The children have spoken as unseasonal rains and an unforeseen victory visit Chennai.
While social media memes may poke fun at the AIADMK supremo for her larger-than-life image as ‘Amma’ of the state’s citizens, that she looms as a royal mother figure for her subjects is now a statistical fact.
Details of the verdict will tell us if she was aided by the idiosyncrasies of the parliamentary system of elections in which multi-cornered contests throw up significant minorities as clear winners, but early indications clarify one thing: It is the triumph of her personality.
Jayalalithaa is the woman who downed a 92-year-old Karunanidhi’s cadre-based party and its overarching media machinery with moves that checkmated the Dravida Munnetra Kazhagam and its allies, including the Sonia Gandhi-led Congress.
Clues to her victory may lie in three factors – inspired populism to woo the young, plans to court farmers and an overall positive agenda that countered DMK’s substantially negative rants against her.
She replaced food ‘mixies’ that earlier wooed housewives with subsidies for mopeds and scooties for young women. She also promised reimbursement of education loans for students and offered free electricity of 100 units every two months, probably stealing an idea or two from Delhi’s chief minister Arvind Kejriwal and his Aam Aadmi Party.
The chief minister announced a waiver of farm loans estimated at Rs 40,000 crore over five years, living up to the image of one who cleverly stitched together women and farmers as vote banks in a state where historically caste calculations have ruled. At the same time, her alliance with movie star R Sarathkumar’s Samathuva Makkal Katchi (People’s Party for Equality) must have helped her score with his Nadar community while her close friend Sasikala has been associated with the Thevars. Both communities are influential in the southern districts of Tamil Nadu.
But, her biggest move on the electoral chessboard was perhaps her plan to phase out liquor sales in the state. Jayalalithaa had gained some notoriety for the mushrooming of state-blessed Tasmac bars, against which DMK led a popular movement. She took the wind out of the prohibitionist sails to blunt public anger.

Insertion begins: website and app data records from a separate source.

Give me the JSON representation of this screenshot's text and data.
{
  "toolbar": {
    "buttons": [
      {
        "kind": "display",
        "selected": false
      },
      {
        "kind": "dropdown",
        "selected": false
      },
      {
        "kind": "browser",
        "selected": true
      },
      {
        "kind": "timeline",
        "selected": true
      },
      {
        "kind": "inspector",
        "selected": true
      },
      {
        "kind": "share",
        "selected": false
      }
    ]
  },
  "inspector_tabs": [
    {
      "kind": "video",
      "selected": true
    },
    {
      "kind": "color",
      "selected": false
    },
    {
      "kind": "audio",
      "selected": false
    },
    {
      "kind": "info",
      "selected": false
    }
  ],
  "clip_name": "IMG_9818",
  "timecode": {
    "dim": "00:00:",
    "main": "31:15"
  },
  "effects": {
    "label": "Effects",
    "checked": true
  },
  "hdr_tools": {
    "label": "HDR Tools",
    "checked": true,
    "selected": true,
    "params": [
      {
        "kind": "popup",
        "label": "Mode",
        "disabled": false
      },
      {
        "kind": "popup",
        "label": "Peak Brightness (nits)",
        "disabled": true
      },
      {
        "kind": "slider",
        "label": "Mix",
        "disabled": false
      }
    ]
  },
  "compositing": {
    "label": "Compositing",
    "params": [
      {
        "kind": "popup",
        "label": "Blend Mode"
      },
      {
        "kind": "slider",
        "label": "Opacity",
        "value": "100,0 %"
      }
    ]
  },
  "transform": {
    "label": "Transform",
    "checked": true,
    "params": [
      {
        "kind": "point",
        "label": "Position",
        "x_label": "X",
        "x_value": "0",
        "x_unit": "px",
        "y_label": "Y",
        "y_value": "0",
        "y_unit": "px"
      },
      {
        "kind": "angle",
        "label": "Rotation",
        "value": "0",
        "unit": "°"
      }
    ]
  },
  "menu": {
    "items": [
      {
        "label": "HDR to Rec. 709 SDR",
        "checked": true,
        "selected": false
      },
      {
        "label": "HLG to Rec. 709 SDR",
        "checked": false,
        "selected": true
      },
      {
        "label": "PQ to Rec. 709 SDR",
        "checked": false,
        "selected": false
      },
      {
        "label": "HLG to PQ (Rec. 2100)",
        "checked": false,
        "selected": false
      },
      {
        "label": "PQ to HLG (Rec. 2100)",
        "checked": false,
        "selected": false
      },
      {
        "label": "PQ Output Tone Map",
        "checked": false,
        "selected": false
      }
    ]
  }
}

Jayalalithaa has not only proved exit pollsters wrong but also undid the myth that high turnouts lead to defeats for incumbents, and how. About three-quarters of the voters turned up to cast their ballots.
Last but not the least, corruption charges against her including a conviction by lower courts that was overturned later do not seem to have bothered voters. Quite possibly, they saw a bigger case for corruption against the DMK, which was at the centre of the 2G spectrum scandal and led to the defeat of Congress-led UPA in the 2014 general elections.
One man who would be deeply saddened is DMK’s prince-in-waiting and Karunanidhi’s son, MK Stalin. We may well see strife within the DMK after Jayalalithaa’s return.
HT editors analyse election results